Human speech and language are among the most complex motor and cognitive abilities. The discovery of a mutation in the transcription factor FOXP2 in KE family members with speech disturbances has been a landmark example of the genetic control of vocal communication in humans. Cellular mechanisms underlying this control have remained unclear. By leveraging FOXP2 mutation/deletion mouse models, we found that the KE family FOXP2R553H mutation directly disables intracellular dynein-dynactin 'protein motors' in the striatum by induction of a disruptive high level of dynactin1 that impairs TrkB endosome trafficking, microtubule dynamics, dendritic outgrowth and electrophysiological activity in striatal neurons alongside vocalization deficits. Dynactin1 knockdown in mice carrying FOXP2R553H mutations rescued these cellular abnormalities and improved vocalization.
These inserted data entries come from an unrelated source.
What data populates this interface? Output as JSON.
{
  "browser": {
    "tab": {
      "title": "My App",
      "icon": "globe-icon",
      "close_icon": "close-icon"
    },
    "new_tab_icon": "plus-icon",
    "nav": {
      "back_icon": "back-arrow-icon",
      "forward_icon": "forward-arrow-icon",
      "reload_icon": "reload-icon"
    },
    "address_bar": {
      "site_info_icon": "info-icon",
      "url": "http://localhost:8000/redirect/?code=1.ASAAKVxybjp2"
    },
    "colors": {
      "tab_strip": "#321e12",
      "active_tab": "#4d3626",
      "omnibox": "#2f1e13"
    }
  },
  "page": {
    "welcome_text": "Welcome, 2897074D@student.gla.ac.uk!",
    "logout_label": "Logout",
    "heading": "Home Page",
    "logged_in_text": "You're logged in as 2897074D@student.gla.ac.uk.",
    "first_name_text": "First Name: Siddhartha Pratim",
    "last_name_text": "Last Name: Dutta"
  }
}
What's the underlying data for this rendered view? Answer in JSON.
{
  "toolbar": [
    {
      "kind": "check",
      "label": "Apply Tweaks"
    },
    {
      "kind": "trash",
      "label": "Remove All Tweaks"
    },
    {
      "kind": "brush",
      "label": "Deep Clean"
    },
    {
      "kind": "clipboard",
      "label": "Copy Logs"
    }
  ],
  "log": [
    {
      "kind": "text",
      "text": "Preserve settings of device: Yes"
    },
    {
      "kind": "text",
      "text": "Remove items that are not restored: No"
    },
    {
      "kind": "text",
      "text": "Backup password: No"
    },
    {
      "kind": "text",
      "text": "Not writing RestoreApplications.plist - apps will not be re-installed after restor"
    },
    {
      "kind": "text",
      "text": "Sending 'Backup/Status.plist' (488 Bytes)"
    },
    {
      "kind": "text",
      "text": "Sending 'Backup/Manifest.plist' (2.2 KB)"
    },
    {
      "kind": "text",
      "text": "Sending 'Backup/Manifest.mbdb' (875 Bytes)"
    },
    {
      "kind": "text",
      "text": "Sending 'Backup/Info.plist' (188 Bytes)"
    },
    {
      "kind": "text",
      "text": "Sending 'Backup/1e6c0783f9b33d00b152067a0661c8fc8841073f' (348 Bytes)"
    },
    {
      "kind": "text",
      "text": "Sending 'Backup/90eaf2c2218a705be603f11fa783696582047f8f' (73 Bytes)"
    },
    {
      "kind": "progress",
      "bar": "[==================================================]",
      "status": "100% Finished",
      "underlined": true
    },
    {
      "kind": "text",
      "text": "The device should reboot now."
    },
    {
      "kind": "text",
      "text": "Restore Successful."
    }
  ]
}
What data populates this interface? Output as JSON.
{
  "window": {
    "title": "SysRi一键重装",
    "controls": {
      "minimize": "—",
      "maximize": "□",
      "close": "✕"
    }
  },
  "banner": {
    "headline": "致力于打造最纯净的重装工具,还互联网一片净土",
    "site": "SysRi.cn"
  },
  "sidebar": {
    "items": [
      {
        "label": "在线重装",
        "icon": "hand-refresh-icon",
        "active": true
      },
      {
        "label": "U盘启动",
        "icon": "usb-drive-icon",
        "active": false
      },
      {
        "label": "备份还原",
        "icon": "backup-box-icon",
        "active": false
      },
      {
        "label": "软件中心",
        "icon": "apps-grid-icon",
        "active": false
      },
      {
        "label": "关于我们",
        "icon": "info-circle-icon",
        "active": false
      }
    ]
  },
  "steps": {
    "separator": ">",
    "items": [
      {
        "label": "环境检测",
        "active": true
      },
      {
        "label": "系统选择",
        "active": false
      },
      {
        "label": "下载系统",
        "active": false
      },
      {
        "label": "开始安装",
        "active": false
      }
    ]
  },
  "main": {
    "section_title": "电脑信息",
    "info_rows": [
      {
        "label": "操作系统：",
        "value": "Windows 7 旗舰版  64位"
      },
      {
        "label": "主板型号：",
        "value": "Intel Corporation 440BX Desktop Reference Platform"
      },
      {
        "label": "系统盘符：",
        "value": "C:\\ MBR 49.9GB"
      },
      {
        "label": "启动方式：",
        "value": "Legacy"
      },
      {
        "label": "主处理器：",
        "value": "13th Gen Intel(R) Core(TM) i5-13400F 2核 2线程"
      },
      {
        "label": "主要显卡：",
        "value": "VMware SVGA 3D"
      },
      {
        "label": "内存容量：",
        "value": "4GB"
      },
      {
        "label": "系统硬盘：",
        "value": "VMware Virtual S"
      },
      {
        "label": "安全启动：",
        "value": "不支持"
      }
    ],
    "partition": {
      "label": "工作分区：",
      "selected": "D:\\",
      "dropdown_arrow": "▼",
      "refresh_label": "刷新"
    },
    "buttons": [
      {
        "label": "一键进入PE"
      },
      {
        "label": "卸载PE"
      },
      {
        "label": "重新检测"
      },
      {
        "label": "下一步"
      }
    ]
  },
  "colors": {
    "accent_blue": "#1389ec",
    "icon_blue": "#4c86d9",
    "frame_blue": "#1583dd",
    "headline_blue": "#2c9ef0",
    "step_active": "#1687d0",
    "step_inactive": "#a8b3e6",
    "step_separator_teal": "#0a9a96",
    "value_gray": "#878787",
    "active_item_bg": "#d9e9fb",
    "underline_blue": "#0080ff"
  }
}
We suggest that FOXP2 controls vocal circuit formation by regulating protein motor homeostasis in striatal neurons, and that its disruption could contribute to the pathophysiology of FOXP2 mutation/deletion-associated speech disorders.
- basal ganglia
- endosome trafficking